TO SEE OR NOT
TO SEE - NATURAL VISION CORRECTION
Nearly 75% of British adults wear
glasses or contact lenses to correct vision. But there are some who
believe that perfect vision, like beauty, is in the eye of the beholder.
Inside Out takes a closer look alternative vision improvement.
With almost 17 million eye examinations taking place
in England last year, vision correction is big business.
Many glasses wearers are now choosing to ditch the traditional
specs and are opting for contact lenses or even laser corrective surgery.
Neither option comes cheap so an alternative approach
to vision correction is bound to grab attention.
A closer look
The theory of alternative vision improvement is by no
means a new one. It was created by Dr William Horatio Bates, an American
ophthalmologist, almost a century ago.
firmly believes her vision is improving|
Known as the Bates method, the technique, which is "educational"
rather than medical, involves relaxation, eye-exercises and eye-care.
Users of the method claim to reduce the magnitude of
their lenses and in some cases, become entirely spectacle free.
With no medical evidence to prove his controversial theory,
Bates was shunned by the medical profession.
That did little to deter the practice developing however
and Inside Out's very own be-spectacled Jess Whittaker is putting the
theory to the test.
|"All of a sudden my eyesight cleared
and I could walk down the street and see faces and eyes - amazing!
|Alex who practises the Bates method|
Users of the Bates method claim fairly dramatic improvements
in their vision.
"My vision is getting better on a week by week basis,"
"I've only been at it (Bates method) six months,
and I'm very hopeful that the day will come when I can discard my glasses
With a lack of medical evidence to support these claims,
Inside Out's Jess Whittaker prepares to undertake a three month course
of the relaxation technique Palming, to see is she can ditch those specs
sceptical about the Bates method|
Eye Consultant Simon Hardman Lea from Ipswich Hospital
carries out Jess' initial eye test.
Simon confirms that she is indeed short-sighted and admits
to being sceptical of alternative vision improvement treatments.
"If the theory doesn't fit the available facts then
the theory is probably wrong," he says.
"The theory Dr Bates put forward 100 years ago flew
in the face of all scientific evidence of the time and since, so the conventional
medical answer is we wouldn't expect Bates to make any difference to your
Eyes in training

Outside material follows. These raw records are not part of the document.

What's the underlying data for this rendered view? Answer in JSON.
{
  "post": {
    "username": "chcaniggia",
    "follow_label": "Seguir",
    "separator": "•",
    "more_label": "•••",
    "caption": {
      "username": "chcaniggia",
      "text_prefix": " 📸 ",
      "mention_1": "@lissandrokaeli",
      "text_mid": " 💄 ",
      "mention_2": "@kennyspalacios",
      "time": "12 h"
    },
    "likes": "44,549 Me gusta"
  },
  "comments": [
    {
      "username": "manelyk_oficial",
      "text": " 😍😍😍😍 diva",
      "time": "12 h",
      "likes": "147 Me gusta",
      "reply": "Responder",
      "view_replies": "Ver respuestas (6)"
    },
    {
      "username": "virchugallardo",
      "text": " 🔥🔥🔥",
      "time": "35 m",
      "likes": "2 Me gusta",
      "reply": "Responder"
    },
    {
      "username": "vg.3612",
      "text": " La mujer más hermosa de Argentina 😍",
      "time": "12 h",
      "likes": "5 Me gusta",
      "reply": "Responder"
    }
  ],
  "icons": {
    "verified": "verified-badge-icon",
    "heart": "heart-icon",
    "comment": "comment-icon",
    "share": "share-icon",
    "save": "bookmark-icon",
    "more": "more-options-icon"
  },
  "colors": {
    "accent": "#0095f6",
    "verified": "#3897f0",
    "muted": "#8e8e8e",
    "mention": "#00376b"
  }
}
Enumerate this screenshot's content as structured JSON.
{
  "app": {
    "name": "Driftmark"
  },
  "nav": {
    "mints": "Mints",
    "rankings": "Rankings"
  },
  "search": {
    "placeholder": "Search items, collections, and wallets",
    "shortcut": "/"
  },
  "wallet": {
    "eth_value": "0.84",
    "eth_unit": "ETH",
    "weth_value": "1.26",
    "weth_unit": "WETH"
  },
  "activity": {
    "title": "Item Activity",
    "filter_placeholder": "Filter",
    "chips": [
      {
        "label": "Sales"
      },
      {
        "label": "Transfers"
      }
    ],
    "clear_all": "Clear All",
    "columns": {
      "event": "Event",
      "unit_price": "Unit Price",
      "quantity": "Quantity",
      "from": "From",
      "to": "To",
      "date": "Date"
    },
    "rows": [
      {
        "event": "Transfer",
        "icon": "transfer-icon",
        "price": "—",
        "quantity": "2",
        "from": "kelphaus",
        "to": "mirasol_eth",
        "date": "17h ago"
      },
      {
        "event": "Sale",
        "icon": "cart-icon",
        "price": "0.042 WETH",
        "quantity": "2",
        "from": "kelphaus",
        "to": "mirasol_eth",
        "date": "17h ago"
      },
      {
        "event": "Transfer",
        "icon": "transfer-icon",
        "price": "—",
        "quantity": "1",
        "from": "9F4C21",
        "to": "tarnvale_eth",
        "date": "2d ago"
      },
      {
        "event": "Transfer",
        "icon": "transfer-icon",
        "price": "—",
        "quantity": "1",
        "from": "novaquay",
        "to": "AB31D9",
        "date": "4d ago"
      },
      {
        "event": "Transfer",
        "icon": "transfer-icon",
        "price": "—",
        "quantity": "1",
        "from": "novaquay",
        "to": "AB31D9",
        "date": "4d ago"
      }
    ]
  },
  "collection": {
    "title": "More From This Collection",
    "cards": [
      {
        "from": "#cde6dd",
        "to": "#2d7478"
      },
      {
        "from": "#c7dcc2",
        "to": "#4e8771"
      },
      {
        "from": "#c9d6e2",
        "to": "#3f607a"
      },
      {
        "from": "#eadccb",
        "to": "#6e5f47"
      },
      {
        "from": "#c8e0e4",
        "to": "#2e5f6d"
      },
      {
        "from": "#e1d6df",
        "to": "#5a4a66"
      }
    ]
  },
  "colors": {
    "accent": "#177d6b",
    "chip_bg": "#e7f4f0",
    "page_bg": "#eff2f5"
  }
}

June Godfrey of Chelmsford would be the first to defend
the Bates method. She is one of 30 people teaching the technique in the
Colour, light, movement, meditation and children's toys
are used to retrain the eyes to see surroundings differently.
The relaxation technique of Palming is the exercise June
many other glasses wearers, Jess would like to be spectacle-free|
Jess can perform this exercise as often as she likes
and over time, June believes it will help enormously.
And, according to Jess, it does.
Three months on and Jess admits she can feel an improvement
in her vision. She suspects however that it may be a case of mind over
June is quick to dispel this.
"We see with our mind so emotions will affect the
eyesight. But if you mean "am I imagining it?" No certainly
"You've proved to yourself that you're seeing better
and that is what really matters."
The end of glasses?
It may be all that matters to those who experience improvements
in their sight, but the medical profession insists on evidence so it's
back to the opticians for Jess.
|"I've never been convinced and
looking at your tests before and afterwards, there is no evidence
that it works."|
|Simon Hardman Lea,
Eye Consultant |
Although Jess says she felt an improvement in her vision,
Simon reveals that there is no change in her vision test results.
With no measurable improvement in Jess' eyesight the
Bates method remains controversial and unsuccessful in the eyes of the
Many who practise the Bates Method however, remain convinced
that their vision is improving, but for Jess - it's back to the glasses.